Apple - Catalina Upgrade Cannot Delete Relocated Items

As this questi9on has had over 1k views, it seems it is a common issue. Therefore, I thought I would outline what I did to get it resolved in case others find it useful.

When I first tried to remove the link, I was told the operation was not permitted. Looking at the link, I could see it was owned by 'root' and in the 'wheel' group. I therefore then tried to remove it with sudo i.e.

sudo unlink X11

This failed with the same error. I also tried

sudo rm -rf X11

but this also failed with the same error. I then posted here asking for help and @Danijel-JamesW added a comment with a link to a useful article which provided some background on the new security features initially introduced in the previous version of macOS, but extended in Catalina. One of the things this article highlights is that some applications, like terminals and editors (in my case Emacs), need to have the full disk access privilege. Without this privilege, you will often get operation not permitted errors in unexpected locations/situations. Unfortunately, this was not the issue in my case. My terminal app ( had the necessary permissions. However, the article did indicate that you could also get around the operation not permitted error by disabling SIP (System Integrity Protection). This was going to be my next move. However, in the end it was not necessary.

Thanks to a comment from @user3439694 I found out that you can boot into recovery mode and use the terminal to delete the file. THis is what I did

  1. Boot holding down commmand + R
  2. Click on Utilities and select Terminal from the top menu
  3. Enter rm -rf /path/to/file/to/remove
  4. Reboot

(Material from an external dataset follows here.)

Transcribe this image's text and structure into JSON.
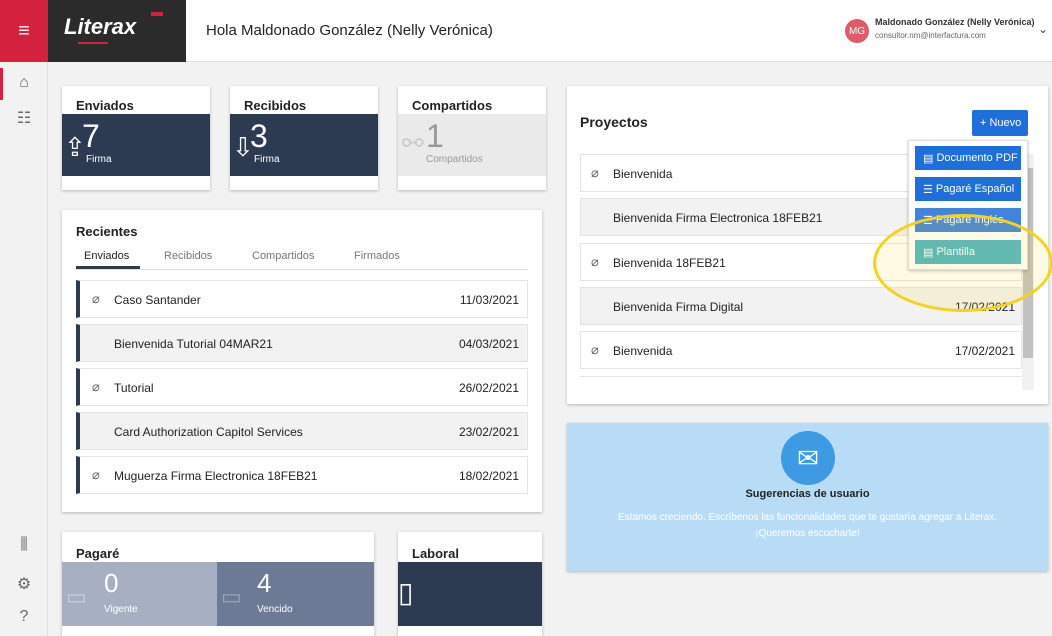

This solved my issue. One important thing to note is that working in the recovery terminal is powerful and potentially dangerous. You need to make sure you are deleting what you mean to delete. To be extra safe, instead of immediately issue the rm command, you can use ls -l to make sure you have the correct file or directory and then hit the up arrow to bring back the command from the history, move to the beginning of the line, remove the ls -l and type rm -rf, leaving the path unmodified following the rm -rf. Note also that the -r means recursive and -f means force - very powerful and dangerous. It will essentially remove everything from the point specified in the path downwards i.e. all sub directories and files. So, if you get that path wrong, you may end up deleting much more than you expected to. In my case, the path I needed was

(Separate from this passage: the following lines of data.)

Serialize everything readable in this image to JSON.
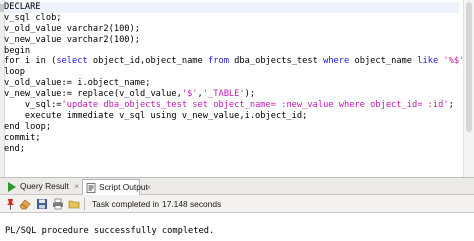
{
  "editor": {
    "lines": [
      [
        {
          "t": "DECLARE",
          "k": ""
        }
      ],
      [
        {
          "t": "v_sql clob;",
          "k": ""
        }
      ],
      [
        {
          "t": "v_old_value varchar2(100);",
          "k": ""
        }
      ],
      [
        {
          "t": "v_new_value varchar2(100);",
          "k": ""
        }
      ],
      [
        {
          "t": "begin",
          "k": ""
        }
      ],
      [
        {
          "t": "for i in (",
          "k": ""
        },
        {
          "t": "select",
          "k": "kw"
        },
        {
          "t": " object_id,object_name ",
          "k": ""
        },
        {
          "t": "from",
          "k": "kw"
        },
        {
          "t": " dba_objects_test ",
          "k": ""
        },
        {
          "t": "where",
          "k": "kw"
        },
        {
          "t": " object_name ",
          "k": ""
        },
        {
          "t": "like",
          "k": "kw"
        },
        {
          "t": " ",
          "k": ""
        },
        {
          "t": "'%$'",
          "k": "str"
        },
        {
          "t": ")",
          "k": ""
        }
      ],
      [
        {
          "t": "loop",
          "k": ""
        }
      ],
      [
        {
          "t": "v_old_value:= i.object_name;",
          "k": ""
        }
      ],
      [
        {
          "t": "v_new_value:= replace(v_old_value,",
          "k": ""
        },
        {
          "t": "'$'",
          "k": "str"
        },
        {
          "t": ",",
          "k": ""
        },
        {
          "t": "'_TABLE'",
          "k": "str"
        },
        {
          "t": ");",
          "k": ""
        }
      ],
      [
        {
          "t": "    v_sql:=",
          "k": ""
        },
        {
          "t": "'update dba_objects_test set object_name= :new_value where object_id= :id'",
          "k": "str"
        },
        {
          "t": ";",
          "k": ""
        }
      ],
      [
        {
          "t": "    execute immediate v_sql using v_new_value,i.object_id;",
          "k": ""
        }
      ],
      [
        {
          "t": "end loop;",
          "k": ""
        }
      ],
      [
        {
          "t": "commit;",
          "k": ""
        }
      ],
      [
        {
          "t": "end;",
          "k": ""
        }
      ]
    ]
  },
  "tabs": {
    "query_result": "Query Result",
    "script_output": "Script Output"
  },
  "toolbar": {
    "status_prefix": "Task completed in",
    "status_time": "17.148 seconds"
  },
  "output": {
    "message": "PL/SQL procedure successfully completed."
  },
  "colors": {
    "keyword": "#1d1ad6",
    "string": "#c21ab5",
    "current_line": "#eef2fb"
  },
  "icons": {
    "query_result_tab": "play-icon",
    "script_output_tab": "script-icon",
    "pin": "pin-icon",
    "clear": "eraser-icon",
    "save": "save-icon",
    "print": "print-icon",
    "open": "open-file-icon"
  }
}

/Volumes/Macintosh\ HD\ -\ Data/Users/tim/Desktop/Relocated\ Items

my login account is 'tim'. the '\ ' are needed to escape the spaces in the path. Most systems will have the path starting with /Volume, but the drive name may differ (i.e. Macintosh HD). the '- Data' is fairly standard.

Anyway, this fixed the issue and those irritating files are now gone and my Desktop folder is clean (for now!).

I used the procedure found at

  • boot into Recovery Mode,
  • disable csrutil,
  • reboot,
  • delete the folder (in either the Finder or Terminal),
  • reboot into Recovery Mode,
  • re-enable csrutil; and,
  • reboot.

Four reboots (!), yes -- but so far, so good.

The issue is caused by X11 symlink which is setup by XQuartz and this points to X11 folder which is protected by Mac OSX. At some point you might have installed XQuartz and the original procedure is to uninstall XQuartz and reinstall XQuartz after Catalina upgrade.

In my case, I had installed XQuartz via homebrew cask and had already upgraded to catalina. So firstly, uninstall XQuartz.

$ brew cask ls
$ brew cask remove xquartz
  • now restart your mac
  • hold "cmd + r" (you can release the keys after a few seconds just after apple logo appears with the progress bar)
  • now you are in recovery mode
  • select from the top menu utilities > terminal
  • enter the following to disable apple secure integrity
$ csrutil disable       # this disables apple secure integrity tool 
  • close the terminal
  • select from the top menu restart and wait for normal boot into your account
  • now you can delete the files which are stuck and bin them as usual
  • for completness, reboot into the recovery mode as above steps and in the terminal enter
$ csrutil enable       # this reenables apple secure integrity tool
  • restart and login as usual

if you are freaking out as you are being warned of deleting/binning a protected folder, you can opt to use "unlink X11" command instead to remove the symlink. this worked for me and hope it helps.

to understand or test the issue you can try the following which in the case of trying to disable system integrity results in an error

$ csrutil status
System Integrity Protection status: enabled.
$ csrutil disable
csrutil: failed to modify system integrity configuration. This tool needs to be executed from the Recovery OS.